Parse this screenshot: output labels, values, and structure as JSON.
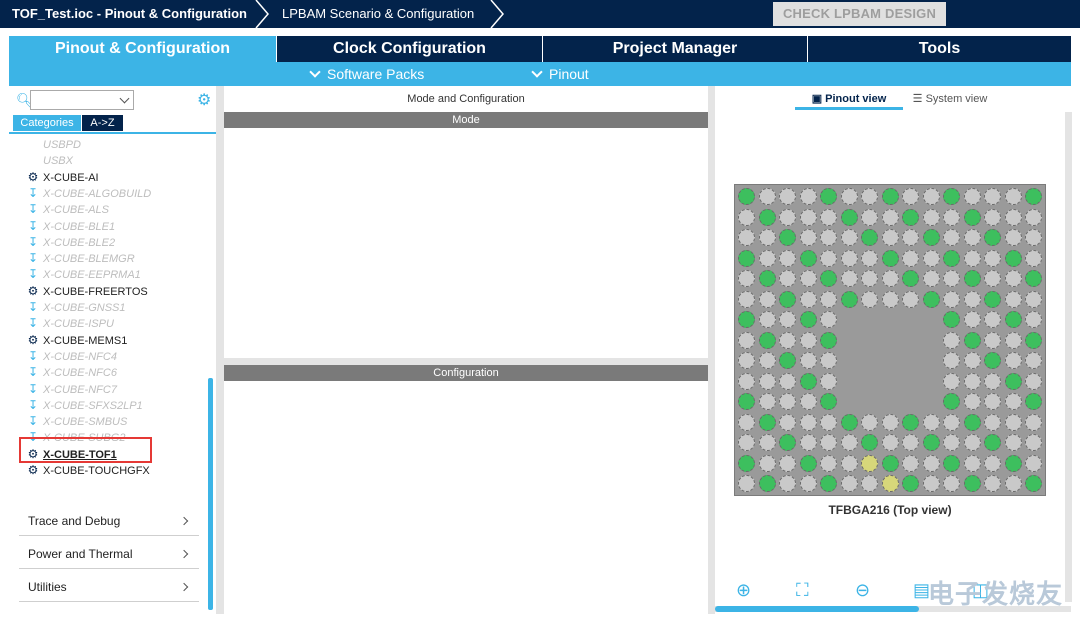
{
  "breadcrumb": {
    "file": "TOF_Test.ioc - Pinout & Configuration",
    "scenario": "LPBAM Scenario & Configuration",
    "check_button": "CHECK LPBAM DESIGN"
  },
  "tabs": [
    "Pinout & Configuration",
    "Clock Configuration",
    "Project Manager",
    "Tools"
  ],
  "subnav": {
    "software_packs": "Software Packs",
    "pinout": "Pinout"
  },
  "left": {
    "categories_tab": "Categories",
    "az_tab": "A->Z",
    "items": [
      {
        "label": "USBPD",
        "state": "disabled"
      },
      {
        "label": "USBX",
        "state": "disabled"
      },
      {
        "label": "X-CUBE-AI",
        "state": "active"
      },
      {
        "label": "X-CUBE-ALGOBUILD",
        "state": "disabled"
      },
      {
        "label": "X-CUBE-ALS",
        "state": "disabled"
      },
      {
        "label": "X-CUBE-BLE1",
        "state": "disabled"
      },
      {
        "label": "X-CUBE-BLE2",
        "state": "disabled"
      },
      {
        "label": "X-CUBE-BLEMGR",
        "state": "disabled"
      },
      {
        "label": "X-CUBE-EEPRMA1",
        "state": "disabled"
      },
      {
        "label": "X-CUBE-FREERTOS",
        "state": "active"
      },
      {
        "label": "X-CUBE-GNSS1",
        "state": "disabled"
      },
      {
        "label": "X-CUBE-ISPU",
        "state": "disabled"
      },
      {
        "label": "X-CUBE-MEMS1",
        "state": "active"
      },
      {
        "label": "X-CUBE-NFC4",
        "state": "disabled"
      },
      {
        "label": "X-CUBE-NFC6",
        "state": "disabled"
      },
      {
        "label": "X-CUBE-NFC7",
        "state": "disabled"
      },
      {
        "label": "X-CUBE-SFXS2LP1",
        "state": "disabled"
      },
      {
        "label": "X-CUBE-SMBUS",
        "state": "disabled"
      },
      {
        "label": "X-CUBE-SUBG2",
        "state": "disabled"
      },
      {
        "label": "X-CUBE-TOF1",
        "state": "active"
      },
      {
        "label": "X-CUBE-TOUCHGFX",
        "state": "active"
      }
    ],
    "sections": [
      "Trace and Debug",
      "Power and Thermal",
      "Utilities"
    ]
  },
  "middle": {
    "title": "Mode and Configuration",
    "mode_header": "Mode",
    "config_header": "Configuration"
  },
  "right": {
    "pinout_view_tab": "Pinout view",
    "system_view_tab": "System view",
    "chip_label": "TFBGA216 (Top view)",
    "toolbar": [
      "zoom-in-icon",
      "fit-screen-icon",
      "zoom-out-icon",
      "export-icon",
      "split-icon"
    ]
  },
  "watermark": "电子发烧友",
  "colors": {
    "navy": "#03234b",
    "accent": "#3cb4e6",
    "pin_green": "#3dbf5e",
    "pin_grey": "#c9c9c9",
    "pin_yellow": "#d7d77a",
    "highlight": "#e53935"
  }
}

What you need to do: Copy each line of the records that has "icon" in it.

Exercise output:
      "zoom-in-icon",
      "fit-screen-icon",
      "zoom-out-icon",
      "export-icon",
      "split-icon"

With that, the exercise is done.